[Stored records]
============

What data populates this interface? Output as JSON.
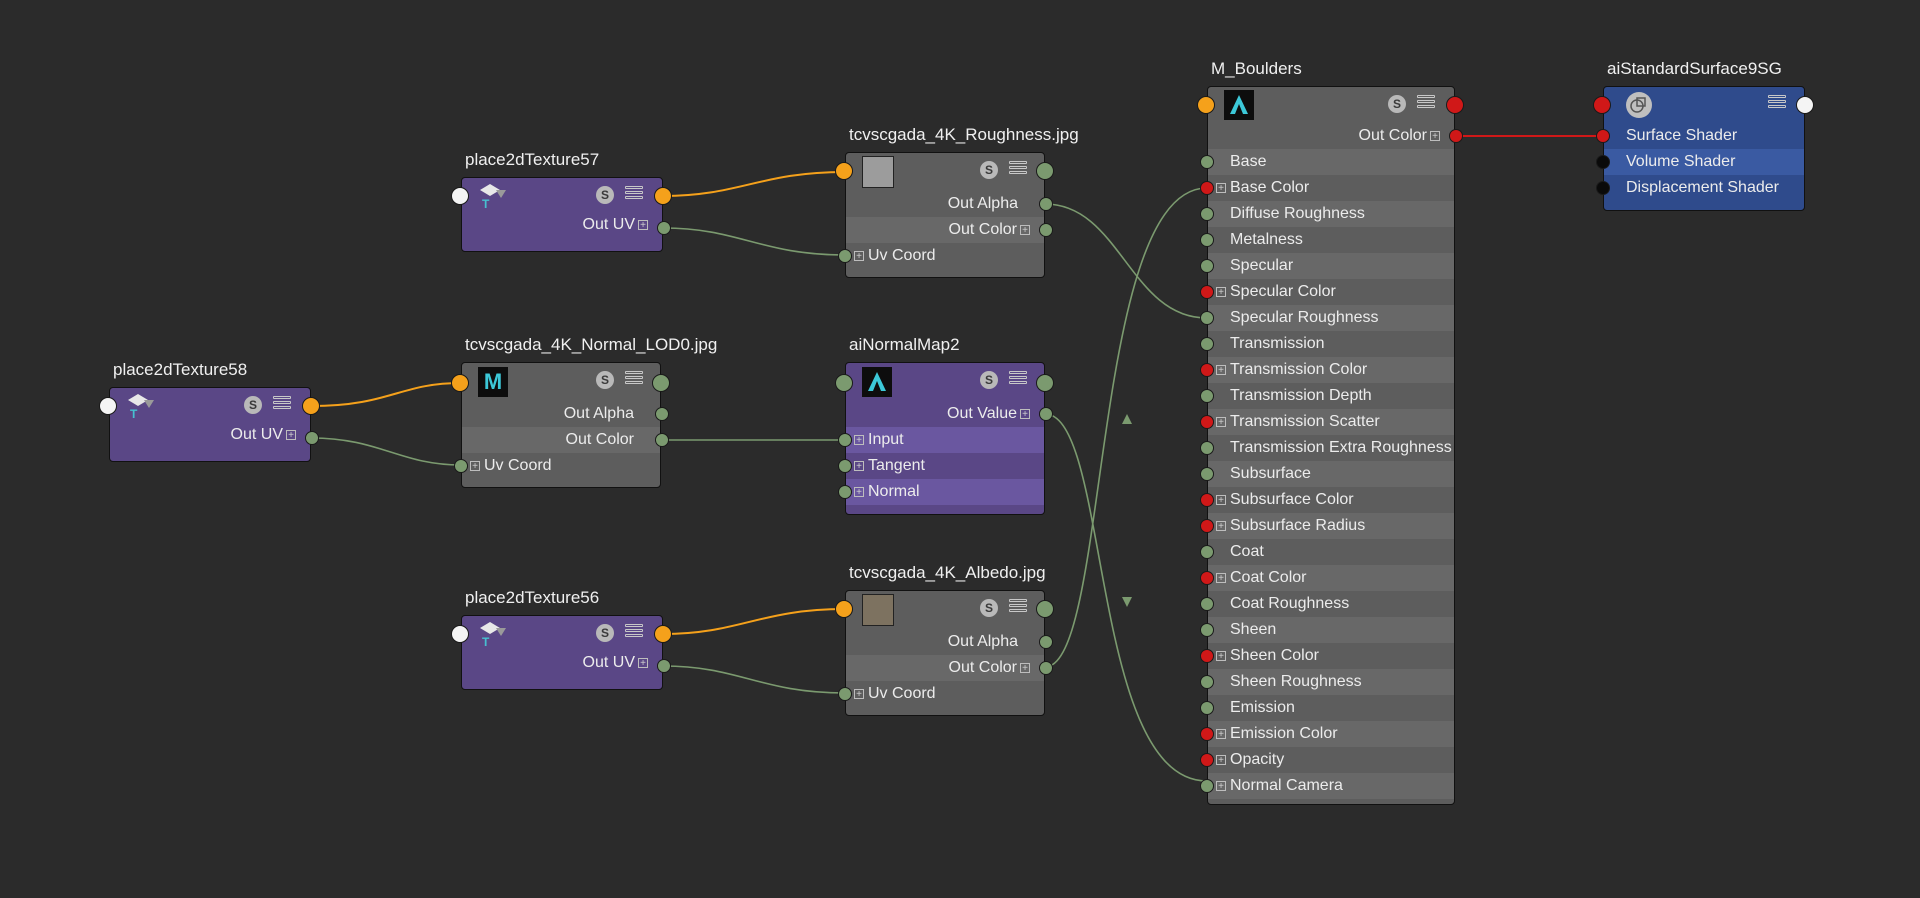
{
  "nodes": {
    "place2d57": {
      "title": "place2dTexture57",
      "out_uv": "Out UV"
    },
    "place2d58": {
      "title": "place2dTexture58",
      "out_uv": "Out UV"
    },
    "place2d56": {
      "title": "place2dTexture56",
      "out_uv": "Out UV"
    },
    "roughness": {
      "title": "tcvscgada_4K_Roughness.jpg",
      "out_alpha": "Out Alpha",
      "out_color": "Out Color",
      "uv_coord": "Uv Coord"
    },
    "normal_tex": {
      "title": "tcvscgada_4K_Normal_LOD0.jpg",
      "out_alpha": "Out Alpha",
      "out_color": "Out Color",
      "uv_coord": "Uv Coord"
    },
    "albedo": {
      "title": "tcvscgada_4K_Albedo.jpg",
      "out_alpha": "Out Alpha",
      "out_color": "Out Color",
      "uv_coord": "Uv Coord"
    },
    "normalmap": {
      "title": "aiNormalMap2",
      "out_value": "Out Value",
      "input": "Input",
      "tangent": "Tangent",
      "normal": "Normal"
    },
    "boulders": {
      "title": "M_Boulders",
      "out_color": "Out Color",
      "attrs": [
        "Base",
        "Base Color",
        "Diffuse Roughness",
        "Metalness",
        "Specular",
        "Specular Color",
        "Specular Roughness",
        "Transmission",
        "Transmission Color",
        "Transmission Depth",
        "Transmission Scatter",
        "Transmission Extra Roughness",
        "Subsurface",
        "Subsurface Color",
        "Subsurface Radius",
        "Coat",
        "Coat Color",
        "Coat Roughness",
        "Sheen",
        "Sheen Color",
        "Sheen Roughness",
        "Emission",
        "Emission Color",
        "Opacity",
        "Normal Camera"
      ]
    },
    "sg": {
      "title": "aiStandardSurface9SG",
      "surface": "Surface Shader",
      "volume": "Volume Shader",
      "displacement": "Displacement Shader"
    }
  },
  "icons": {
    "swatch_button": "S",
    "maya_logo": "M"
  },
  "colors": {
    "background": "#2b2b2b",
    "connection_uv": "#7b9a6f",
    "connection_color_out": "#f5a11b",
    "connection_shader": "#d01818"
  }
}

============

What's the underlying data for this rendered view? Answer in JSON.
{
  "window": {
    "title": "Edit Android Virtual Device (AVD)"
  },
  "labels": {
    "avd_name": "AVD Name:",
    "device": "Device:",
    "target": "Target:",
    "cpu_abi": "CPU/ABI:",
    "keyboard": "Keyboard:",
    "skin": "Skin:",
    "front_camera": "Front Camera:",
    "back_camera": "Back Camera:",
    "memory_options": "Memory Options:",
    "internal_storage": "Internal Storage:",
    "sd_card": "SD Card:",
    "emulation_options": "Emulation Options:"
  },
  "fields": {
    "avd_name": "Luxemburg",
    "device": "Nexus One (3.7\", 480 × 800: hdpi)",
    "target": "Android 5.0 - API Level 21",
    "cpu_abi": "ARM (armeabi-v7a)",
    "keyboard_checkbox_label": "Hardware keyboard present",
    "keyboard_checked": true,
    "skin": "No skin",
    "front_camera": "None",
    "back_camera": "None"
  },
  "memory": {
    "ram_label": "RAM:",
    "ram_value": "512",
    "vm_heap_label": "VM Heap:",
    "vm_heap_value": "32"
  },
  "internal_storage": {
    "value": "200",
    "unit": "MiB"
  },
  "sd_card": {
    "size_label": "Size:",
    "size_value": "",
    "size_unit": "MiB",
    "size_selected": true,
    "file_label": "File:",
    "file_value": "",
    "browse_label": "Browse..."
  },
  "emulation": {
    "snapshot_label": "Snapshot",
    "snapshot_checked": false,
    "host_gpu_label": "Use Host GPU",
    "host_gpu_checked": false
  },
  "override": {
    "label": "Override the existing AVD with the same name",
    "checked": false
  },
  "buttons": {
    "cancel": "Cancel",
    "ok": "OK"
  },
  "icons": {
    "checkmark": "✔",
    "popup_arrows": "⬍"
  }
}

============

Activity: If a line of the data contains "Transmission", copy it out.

Output for this exercise:
        "Transmission",
        "Transmission Color",
        "Transmission Depth",
        "Transmission Scatter",
        "Transmission Extra Roughness",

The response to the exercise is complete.